That’s the standard schooling of a respected “comedian’s comedian.” You’ve got to pay your dues. Even after they’ve reached the big leagues, they can’t turn their backs on the hole-in-the-walls they came from. Norton now tours non-stop while also co-hosting a hit satellite radio show, the Opie with Jim Norton Show. This success is a long way off from his earliest venture in comedy: Razzing classmates in the school lunch room.

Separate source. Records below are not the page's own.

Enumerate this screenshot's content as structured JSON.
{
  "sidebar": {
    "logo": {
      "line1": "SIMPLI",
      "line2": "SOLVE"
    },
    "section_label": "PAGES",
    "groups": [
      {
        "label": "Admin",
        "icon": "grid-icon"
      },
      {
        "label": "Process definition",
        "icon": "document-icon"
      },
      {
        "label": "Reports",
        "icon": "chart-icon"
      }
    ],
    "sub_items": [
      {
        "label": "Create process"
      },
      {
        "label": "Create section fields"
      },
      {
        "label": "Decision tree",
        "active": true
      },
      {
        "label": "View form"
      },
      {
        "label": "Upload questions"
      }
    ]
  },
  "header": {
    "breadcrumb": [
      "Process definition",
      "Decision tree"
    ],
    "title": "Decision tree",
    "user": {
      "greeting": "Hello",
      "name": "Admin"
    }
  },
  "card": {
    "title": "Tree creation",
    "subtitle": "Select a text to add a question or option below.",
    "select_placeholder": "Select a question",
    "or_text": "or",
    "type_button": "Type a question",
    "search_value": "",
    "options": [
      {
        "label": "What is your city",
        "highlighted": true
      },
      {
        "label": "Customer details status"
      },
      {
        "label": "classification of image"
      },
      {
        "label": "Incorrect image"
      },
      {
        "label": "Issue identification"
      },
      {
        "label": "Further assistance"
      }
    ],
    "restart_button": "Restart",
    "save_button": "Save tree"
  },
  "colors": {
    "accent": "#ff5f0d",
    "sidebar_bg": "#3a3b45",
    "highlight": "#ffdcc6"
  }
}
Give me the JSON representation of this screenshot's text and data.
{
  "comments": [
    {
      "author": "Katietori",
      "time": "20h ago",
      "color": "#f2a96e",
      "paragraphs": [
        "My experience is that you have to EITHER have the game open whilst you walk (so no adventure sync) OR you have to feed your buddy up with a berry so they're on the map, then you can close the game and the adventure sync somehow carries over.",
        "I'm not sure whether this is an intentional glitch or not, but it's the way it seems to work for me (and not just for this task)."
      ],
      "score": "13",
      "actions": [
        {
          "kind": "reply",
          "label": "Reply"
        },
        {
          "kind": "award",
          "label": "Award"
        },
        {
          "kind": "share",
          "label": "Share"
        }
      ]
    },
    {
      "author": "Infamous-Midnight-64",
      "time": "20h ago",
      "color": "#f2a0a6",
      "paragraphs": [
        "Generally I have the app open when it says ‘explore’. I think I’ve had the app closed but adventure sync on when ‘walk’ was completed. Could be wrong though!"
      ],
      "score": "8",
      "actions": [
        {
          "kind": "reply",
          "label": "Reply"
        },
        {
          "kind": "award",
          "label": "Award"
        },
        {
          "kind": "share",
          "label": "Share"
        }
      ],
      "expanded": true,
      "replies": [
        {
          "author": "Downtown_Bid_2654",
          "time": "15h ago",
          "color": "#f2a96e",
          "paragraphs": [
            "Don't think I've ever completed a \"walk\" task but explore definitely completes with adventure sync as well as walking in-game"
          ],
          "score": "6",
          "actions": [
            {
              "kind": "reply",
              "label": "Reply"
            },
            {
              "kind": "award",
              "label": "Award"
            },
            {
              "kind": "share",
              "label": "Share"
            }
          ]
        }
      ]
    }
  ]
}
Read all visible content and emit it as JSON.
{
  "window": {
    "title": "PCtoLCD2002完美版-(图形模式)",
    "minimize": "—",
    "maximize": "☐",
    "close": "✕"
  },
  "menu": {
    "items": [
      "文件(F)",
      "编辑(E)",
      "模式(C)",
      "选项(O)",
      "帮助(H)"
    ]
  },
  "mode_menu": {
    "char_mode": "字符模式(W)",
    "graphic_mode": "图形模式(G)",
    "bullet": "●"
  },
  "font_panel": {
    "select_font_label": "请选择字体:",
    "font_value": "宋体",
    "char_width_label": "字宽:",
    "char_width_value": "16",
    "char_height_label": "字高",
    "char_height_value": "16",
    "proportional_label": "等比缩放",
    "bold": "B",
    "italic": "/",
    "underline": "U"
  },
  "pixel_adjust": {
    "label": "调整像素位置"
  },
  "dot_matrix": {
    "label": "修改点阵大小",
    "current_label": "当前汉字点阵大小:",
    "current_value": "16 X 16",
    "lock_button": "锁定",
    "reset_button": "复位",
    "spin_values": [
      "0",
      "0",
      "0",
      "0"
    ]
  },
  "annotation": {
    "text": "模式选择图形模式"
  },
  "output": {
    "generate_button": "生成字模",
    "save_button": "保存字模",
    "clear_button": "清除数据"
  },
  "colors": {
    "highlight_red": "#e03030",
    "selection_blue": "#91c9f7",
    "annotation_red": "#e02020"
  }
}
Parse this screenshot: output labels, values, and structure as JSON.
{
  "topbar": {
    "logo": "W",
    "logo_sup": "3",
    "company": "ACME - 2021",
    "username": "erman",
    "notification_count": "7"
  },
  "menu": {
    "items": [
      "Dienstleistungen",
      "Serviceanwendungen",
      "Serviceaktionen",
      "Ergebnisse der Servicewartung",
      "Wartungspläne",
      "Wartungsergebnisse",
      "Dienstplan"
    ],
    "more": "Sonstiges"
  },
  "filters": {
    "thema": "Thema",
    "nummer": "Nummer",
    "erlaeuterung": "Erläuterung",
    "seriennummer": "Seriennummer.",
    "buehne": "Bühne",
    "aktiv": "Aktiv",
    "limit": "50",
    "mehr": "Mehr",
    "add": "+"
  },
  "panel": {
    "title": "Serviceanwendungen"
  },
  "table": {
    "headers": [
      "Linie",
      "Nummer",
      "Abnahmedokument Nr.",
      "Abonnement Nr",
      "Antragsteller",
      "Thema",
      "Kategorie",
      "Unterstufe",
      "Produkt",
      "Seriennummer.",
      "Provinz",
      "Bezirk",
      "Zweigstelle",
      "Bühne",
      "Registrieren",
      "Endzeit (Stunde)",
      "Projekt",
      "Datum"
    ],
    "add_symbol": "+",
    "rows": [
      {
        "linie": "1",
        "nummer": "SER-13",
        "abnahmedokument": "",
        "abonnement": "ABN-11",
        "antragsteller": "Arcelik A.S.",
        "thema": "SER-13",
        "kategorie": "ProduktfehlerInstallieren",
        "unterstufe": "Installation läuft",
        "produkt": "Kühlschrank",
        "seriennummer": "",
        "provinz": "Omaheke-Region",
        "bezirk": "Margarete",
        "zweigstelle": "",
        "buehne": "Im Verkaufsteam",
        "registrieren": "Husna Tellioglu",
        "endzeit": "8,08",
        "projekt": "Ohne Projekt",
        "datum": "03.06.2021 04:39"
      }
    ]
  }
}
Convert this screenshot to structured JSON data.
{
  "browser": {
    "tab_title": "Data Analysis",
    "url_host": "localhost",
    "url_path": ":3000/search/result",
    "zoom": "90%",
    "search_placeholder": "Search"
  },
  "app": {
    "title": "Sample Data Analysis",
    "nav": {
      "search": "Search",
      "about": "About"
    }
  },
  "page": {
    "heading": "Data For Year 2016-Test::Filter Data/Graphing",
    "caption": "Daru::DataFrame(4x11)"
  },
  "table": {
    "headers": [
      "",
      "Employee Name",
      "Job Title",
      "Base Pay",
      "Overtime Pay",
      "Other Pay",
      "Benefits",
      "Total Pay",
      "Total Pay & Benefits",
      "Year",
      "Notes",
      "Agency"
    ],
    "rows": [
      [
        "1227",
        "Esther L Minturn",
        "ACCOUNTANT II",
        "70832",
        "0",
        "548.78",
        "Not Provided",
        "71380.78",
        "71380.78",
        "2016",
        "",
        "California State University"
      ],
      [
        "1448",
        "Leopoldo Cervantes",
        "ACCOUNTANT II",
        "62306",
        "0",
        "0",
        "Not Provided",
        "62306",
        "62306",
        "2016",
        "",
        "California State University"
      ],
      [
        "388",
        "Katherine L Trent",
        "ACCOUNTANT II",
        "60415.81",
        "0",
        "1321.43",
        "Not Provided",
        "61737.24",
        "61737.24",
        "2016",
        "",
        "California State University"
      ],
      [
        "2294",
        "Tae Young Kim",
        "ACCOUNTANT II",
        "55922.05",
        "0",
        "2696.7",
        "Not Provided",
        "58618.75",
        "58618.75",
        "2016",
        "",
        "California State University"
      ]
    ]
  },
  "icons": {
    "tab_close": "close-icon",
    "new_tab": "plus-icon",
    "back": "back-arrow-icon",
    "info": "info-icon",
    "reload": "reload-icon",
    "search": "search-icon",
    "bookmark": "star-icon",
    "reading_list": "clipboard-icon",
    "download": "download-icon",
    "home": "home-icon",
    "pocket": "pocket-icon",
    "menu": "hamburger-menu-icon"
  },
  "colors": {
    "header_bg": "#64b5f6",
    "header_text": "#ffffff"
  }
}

“I grew up in central New Jersey in a town called North Brunswick,” Norton recalled of his formative high school years. “I was funny and had no sense of who I was. I didn’t really fit into any group. But I could hang out with the punk rockers, the black kids and the jocks. I was OK with all of them because people want to be nice to you when you’re funny. They don’t want you humiliating them in front of their friends — they didn’t want to get embarrassed."
While he wasn’t hitting the textbooks too hard, Norton was seeking out comedy legends and, perhaps unknowingly, learning the craft of making people laugh. “For me it was Richard Pryor and George Carlin,” he said. “I loved Woody Allen’s standup. I also really loved Robert Klein — he’s so underrated.
“I got to hear these albums because my mother worked at the library and would bring them home for me,” Norton added. “I would either buy them or my mother would bring them home. She’d bring the Woody Allen Nightclub Years home. But Richard Pryor was something you’d listen to with your friends. Same with Robin Williams — I think Robin was my first dirty album in 1979.”
|Jim Norton at LaughFest
Fountain Street Church, 24 Fountain St NE, Grand Rapids March 12 $30-$39.50, laughfestgr.org
With his mind focused on cracking jokes, the future comic struggled with traditional education. “I didn’t even graduate high school, I dropped out my senior year,” he said. “I went to one semester of community college and I did very poorly. I was a real idiot.”
Book smarts aside, when Norton turned 21 he had the smarts — and guts — to gravitate toward his true strength: Being funny.
“It was all I ever really wanted to do — get on stage and be a comedian,” he said. “The first place I performed at was called the Varsity Pub in Sayreville, N.J. I wasn’t particularly good but I was just happy to be on stage. The fact that I did it is still a surprise to me sometimes. I am shocked I’m a comedian.”
From there, it took years of stage work and writing before Norton truly found his comedic voice — which is raunchy, yet smart and naturally conversational — something that sounds easier in theory than reality.
“It takes maybe three to four years before you start to feel good about yourself — a little bit longer before the audience starts to feel good about you,” he said. “It just kind of happens. You don’t even see it happening because you’re too close to it.”
During his early years, Norton cut his teeth on the road alongside a small crew of fellow funnymen.
“I was doing road work very early on,” he said. “I’d go out with guys like Jim Florentine and Bob Levy. I’d mostly go to Pennsylvania, Boston, Florida and Maryland. There were a bunch of East Coast clubs you could drive to in a day.”
After a 1997 appearance on The Louie Anderson Show, things began to pick up. Hard work started to pay off. “From that show I met Andrew Dice Clay. Dice was really good to me and took me on the road. From there I met Opie and Anthony.”
Norton’s close friendship with the late actor/comedian Patrice O’Neal (who passed away in 2011 following a stroke) was also an inspiration for Norton, both personally and professionally.
“Patrice was so honest and conversational,” Norton recalled of O’Neal’s comedic style. “He was patient on stage. You’d watch him and know that’s a guy who’s taking his time and doing exactly what he wanted to do. Watching a guy like Patrice you learn about patience. He didn’t rush to get where he wanted to go.
“You also learned from Patrice: Don’t expect to go onstage on time if you’re after him,” Norton said with a laugh. “He always babbled for a long time. But he was so natural on stage, just great. He was just a big softy when it came to animals or anybody weaker than him. Patrice wasn’t a bully. He was a jackass sometimes, but he was not a bully. That’s what I loved most about him.”